Yue Kwok Choy (1) It is easy to show that |z – z1| = a , where z1C, aR form a circle with centre P1(z1) and radius a , using an Argand Diagram.
(2) By putting z = x + yi and z1 = x1 + y1i , we can transform the equation to well known Cartesian form : (x – x1)2 + (y – y1)2 = a2 . The equation, in fact, is a circle with centre (x1, y1) and radius a in the rectangular plane.
(3) Squaring the equation of circle in (1), we get
|z – z1|2 = a2
We get another form of circle: , aC, cR .
Here in order not to get an imaginary or degenerate circle .
(4) Putting z = x + yi, z1 = x1 + y1i in (3) gives back the Cartesian form of the circle.
(5) Putting z = r(cos + i sin ) , z1 = (cos + i sin ) , ( , are constants) in (3) :
we get the polar form of a circle :
, with centre = (, ) and radius = .
(6) , 0 < < gives an arc and not a circle.
As in the figure, the locus gives an arc of the circle standing
we have P1P = k P2P . This then reduces to a well-known geometry problem :
The Circle of Apollonius: Given two fixed points P1 and P2, the locus of point P such that the ratio of P1P to P2P is constant , k, is a circle.
The Circle of Apollonius is not discussed here. Interested readers may consult web-sites such as:
http://jwilson.coe.uga.edu/emt725/Apollonius/Cir.html If we know that the locus is a circle, then finding the centre and radius is easier.

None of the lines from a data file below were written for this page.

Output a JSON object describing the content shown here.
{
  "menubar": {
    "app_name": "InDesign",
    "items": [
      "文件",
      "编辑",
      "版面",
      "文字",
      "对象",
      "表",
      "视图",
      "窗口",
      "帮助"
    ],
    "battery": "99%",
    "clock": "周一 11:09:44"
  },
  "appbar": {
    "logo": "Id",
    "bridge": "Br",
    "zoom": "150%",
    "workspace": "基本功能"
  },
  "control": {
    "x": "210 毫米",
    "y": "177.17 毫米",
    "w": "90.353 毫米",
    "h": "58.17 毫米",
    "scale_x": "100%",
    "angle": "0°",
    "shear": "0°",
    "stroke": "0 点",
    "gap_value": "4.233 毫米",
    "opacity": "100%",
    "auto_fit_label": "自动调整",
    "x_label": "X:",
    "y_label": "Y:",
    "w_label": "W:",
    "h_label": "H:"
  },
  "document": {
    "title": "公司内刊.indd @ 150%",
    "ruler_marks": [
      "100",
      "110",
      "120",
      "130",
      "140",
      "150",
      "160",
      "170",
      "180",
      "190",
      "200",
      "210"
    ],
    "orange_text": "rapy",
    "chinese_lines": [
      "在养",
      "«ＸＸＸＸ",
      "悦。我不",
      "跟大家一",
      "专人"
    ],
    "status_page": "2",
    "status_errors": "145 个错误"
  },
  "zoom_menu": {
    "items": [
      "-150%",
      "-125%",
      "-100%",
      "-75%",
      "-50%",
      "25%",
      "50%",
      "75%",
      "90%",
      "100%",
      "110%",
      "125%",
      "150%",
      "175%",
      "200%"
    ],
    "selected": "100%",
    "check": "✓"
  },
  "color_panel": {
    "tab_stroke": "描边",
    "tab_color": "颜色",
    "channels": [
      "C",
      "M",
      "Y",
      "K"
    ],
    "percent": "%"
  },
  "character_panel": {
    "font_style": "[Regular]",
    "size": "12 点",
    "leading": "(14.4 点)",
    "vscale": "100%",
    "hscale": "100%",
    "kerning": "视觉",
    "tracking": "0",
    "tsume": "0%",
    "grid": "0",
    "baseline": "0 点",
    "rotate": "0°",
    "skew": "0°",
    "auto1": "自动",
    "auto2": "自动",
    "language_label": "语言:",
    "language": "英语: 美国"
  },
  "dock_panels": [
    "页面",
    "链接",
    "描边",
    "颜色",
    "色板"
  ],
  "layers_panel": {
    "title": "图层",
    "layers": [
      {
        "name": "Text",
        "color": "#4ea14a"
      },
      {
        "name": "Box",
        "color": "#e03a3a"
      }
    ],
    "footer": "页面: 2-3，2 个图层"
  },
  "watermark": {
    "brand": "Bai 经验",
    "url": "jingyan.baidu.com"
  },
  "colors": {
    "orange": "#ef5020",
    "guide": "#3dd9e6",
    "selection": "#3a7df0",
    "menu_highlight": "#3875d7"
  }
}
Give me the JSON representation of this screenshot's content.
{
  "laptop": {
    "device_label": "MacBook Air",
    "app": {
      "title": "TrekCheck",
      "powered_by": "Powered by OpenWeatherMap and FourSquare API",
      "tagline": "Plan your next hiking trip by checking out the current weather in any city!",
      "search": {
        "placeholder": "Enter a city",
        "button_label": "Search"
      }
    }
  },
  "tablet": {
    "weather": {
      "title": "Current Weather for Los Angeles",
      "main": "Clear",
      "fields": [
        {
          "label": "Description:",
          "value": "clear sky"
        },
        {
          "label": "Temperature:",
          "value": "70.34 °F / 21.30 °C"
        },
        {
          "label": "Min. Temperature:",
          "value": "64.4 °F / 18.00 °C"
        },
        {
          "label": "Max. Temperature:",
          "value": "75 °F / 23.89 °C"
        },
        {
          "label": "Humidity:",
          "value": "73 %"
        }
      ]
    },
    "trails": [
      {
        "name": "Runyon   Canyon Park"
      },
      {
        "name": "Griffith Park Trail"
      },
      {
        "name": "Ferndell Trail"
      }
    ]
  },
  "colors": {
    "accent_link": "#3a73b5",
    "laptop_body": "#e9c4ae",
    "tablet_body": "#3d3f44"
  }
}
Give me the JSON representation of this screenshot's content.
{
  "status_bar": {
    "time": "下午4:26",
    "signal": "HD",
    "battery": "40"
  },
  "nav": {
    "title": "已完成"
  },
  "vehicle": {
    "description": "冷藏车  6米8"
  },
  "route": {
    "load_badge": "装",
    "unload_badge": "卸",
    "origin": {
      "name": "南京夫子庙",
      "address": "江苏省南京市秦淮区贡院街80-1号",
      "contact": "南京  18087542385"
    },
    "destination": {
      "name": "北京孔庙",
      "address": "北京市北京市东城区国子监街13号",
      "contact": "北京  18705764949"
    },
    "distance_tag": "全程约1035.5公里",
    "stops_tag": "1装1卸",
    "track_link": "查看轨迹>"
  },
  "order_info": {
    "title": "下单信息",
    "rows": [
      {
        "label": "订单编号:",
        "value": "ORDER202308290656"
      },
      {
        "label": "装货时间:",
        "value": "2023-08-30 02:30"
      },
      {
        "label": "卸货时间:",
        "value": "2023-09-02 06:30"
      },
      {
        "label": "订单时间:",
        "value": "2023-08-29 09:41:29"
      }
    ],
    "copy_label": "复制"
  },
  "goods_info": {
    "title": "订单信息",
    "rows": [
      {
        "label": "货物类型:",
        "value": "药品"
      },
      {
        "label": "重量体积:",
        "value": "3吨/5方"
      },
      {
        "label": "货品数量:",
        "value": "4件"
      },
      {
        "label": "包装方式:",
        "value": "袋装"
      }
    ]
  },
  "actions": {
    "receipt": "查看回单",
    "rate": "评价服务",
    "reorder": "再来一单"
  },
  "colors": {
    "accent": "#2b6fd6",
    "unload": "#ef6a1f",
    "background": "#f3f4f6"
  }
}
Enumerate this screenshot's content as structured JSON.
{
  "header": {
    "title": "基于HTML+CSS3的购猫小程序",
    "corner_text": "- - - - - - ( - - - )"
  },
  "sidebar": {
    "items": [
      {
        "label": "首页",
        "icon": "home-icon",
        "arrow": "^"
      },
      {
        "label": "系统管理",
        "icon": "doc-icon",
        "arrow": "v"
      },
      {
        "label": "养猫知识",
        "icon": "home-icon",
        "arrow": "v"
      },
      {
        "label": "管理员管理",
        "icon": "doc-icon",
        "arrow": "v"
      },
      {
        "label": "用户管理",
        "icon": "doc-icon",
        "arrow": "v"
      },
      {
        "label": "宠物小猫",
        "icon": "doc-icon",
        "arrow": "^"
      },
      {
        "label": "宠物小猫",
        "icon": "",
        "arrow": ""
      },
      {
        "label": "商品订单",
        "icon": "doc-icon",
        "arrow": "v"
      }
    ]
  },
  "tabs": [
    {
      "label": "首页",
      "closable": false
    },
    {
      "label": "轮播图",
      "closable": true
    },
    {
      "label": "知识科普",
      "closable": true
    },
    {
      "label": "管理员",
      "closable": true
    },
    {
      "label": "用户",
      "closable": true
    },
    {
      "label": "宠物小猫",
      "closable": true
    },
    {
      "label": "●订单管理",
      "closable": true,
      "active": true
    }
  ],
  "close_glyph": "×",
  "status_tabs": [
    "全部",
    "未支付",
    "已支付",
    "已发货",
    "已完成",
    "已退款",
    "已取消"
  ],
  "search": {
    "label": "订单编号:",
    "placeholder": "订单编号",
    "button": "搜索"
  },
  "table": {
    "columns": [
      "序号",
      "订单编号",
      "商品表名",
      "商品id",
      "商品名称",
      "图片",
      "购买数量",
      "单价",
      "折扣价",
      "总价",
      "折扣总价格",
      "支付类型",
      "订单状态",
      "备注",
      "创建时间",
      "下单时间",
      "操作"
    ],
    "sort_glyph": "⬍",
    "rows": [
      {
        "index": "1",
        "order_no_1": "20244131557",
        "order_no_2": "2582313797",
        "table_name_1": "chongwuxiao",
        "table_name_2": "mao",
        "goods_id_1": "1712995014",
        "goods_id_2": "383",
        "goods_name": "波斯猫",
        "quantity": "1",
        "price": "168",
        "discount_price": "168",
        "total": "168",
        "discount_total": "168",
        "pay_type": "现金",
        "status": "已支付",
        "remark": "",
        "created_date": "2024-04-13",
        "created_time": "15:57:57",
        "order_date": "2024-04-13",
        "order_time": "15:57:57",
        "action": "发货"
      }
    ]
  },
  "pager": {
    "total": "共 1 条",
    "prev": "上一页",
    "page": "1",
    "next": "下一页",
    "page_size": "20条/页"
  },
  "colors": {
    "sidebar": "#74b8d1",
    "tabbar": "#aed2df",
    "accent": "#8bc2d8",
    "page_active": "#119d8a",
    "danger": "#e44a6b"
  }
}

As in the diagram, C is the centre and AB is the diameter of the circle.
Then A and B divide P1P2 internally and externally :